VALATIE–The Town Board held a special session before the regular monthly meeting this week to review a report by Wayne Voss about concerns from residents of Bells Acres that bullets fired from the Tri-Village Rod and Gun Club have reached the development.
The Monday, July 8 meeting, held in the courtroom at the Martin H. Glynn Building, was attended by several residents of Bells Acres and members of the Rod and Gun, the latter wearing green gun club t-shirts.
Mr. Voss, a retired state trooper and current town building inspector, was asked by the board to interview Bells Acres residents and look into their reports of bullets flying near their homes and 24 “projectiles” found this spring on their properties. Supervisor Pat Grattan asked Mr. Voss to prepare the report at the June meeting, where he also discussed the cost of hiring a ballistics expert from New Jersey. He said in the June that Mr. Voss’ report would be a preliminary step to save the town money by collecting information the expert would need.

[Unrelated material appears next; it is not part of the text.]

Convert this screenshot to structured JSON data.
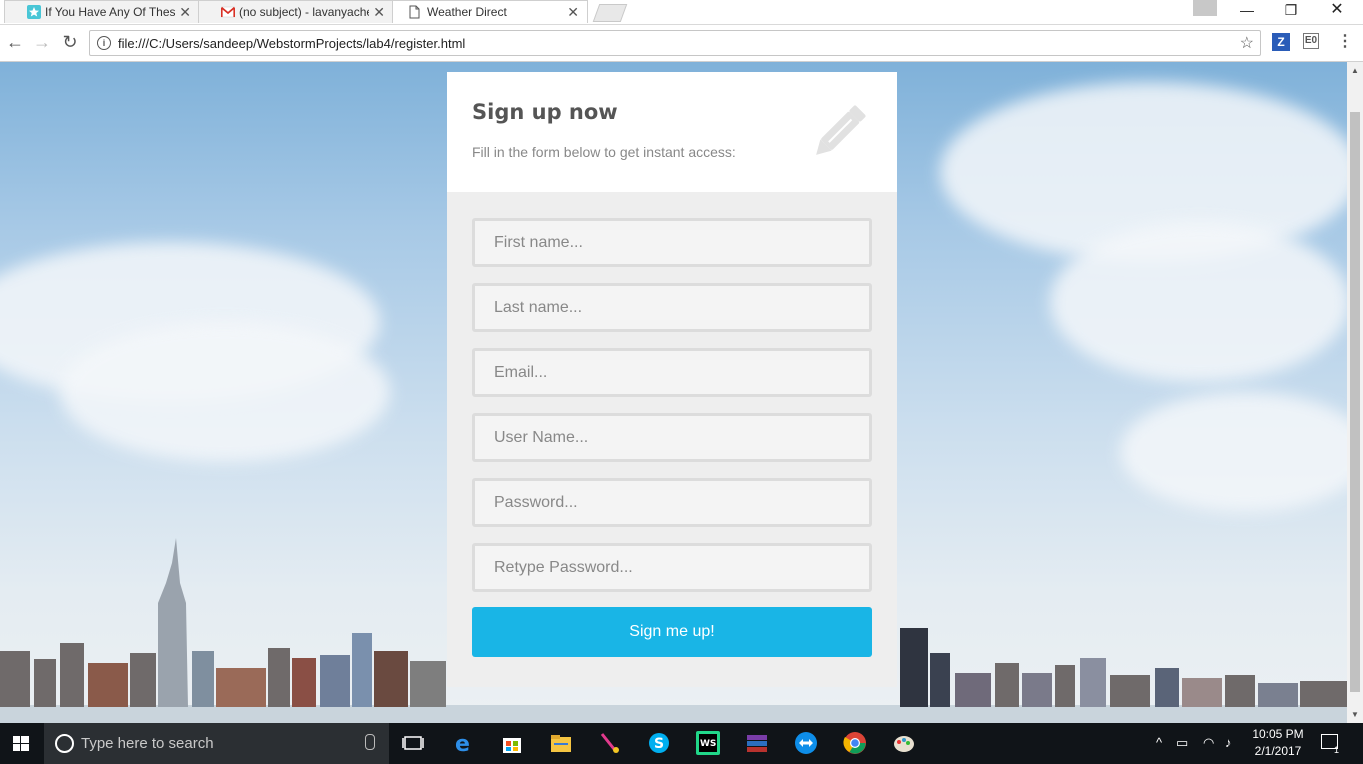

Mr. Voss wrote in his report, “While the concerns [of] neighboring homeowners may be warranted, they have not produced any significant evidence that shows an actual viable threat.” He did make suggestions that the residents and the gun club need to create an open dialogue to discuss the situation. He also suggested the club hire a “rangemaster,” improve its signage and have more restrictive after-hours access. “Alternatively, or in addition to the above, the Town of Kinderhook, and its authorities (ZBA) could consider granting fencing height variances to the residents that would allow them to construct a barrier of their design and choosing to install on the adjoining property lines.”
Mr. Voss said at the meeting that the report reflected “my personal conclusions, my personal suggestions.” He said that the board could take his suggests or not. Mr. Voss also said, “People at the gun club think this is not about safety but about sound.”
Katherine Tretheway, one of the residents of Bells Acres who called state troopers last summer when she heard a bullet go over her house, said after Mr. Voss’s presentation, “We are here tonight because we want to avert a tragedy.” She and other neighbors stressed that sound was not the issue.
“We all bought our houses knowing that we border the road and gun club,” said resident Melynda Wayne. She stressed that she doesn’t feel safe letting her son play in their yard and asked the board to bring in an expert to look at the issues. “We need an expert because we’re saying we are not experts,” said Ms. Wayne.
Bill Better, the lawyer representing the club, said he didn’t think a ballistics expert would solve anything. He said that this was an issue between neighbors and that the club takes gun safety very seriously. “They are feeling somewhat attacked,” Mr. Better said of the club.
After hearing from more neighbors and supporters of the Rod and Gun Club, Town Attorney Andy Howard advised the board that the burden of proof was on the neighbors. He said if they find conclusive evidence, then it would be a “classic private nuances case.”
“At the end of the day, it’s about proof,” he told the board. He said later, “The burden of proof stands with the residents.”
Supervisor Grattan asked for motion to hire a metallurgist to date the projectiles found in the neighbors’ yards to help determine when the rounds were fired. During discussion on the motion Town Board member Glenn Smith asked whether the neighbors had reached out to the gun club to resolve the issue. Ms. Trethaway said she was turned down when she asked the gun club to meet with a mediator.
Club President Tracy Knott said that the neighbors asked for “litigation or mediation,” and the board turned down meeting with a mediator that could lead to litigation.
“I don’t want to see the town get involved with litigation,” said Councilman Smith. Board members Smith and Deb Simonsmeier voted no on the motion; Tim Ooms abstained.
Deputy Supervisor Pasty Leader, a member of the club who has taught safety classes there, voted against the motion, saying that the Tri-Village Club is “the safest club I’ve ever seen in my life.”
Supervisor Grattan voted yes, saying, “I think it deserves to be looked at by some sort of expert.”
The motion to hire a metals expert was defeated and no motion was made to hire a ballistics expert. Mr. Grattan said the board had just received the report from Mr. Voss that night. Board members did not discuss following up on any of the suggestions Mr. Voss made.
To contact reporter Emilia Teasdale email .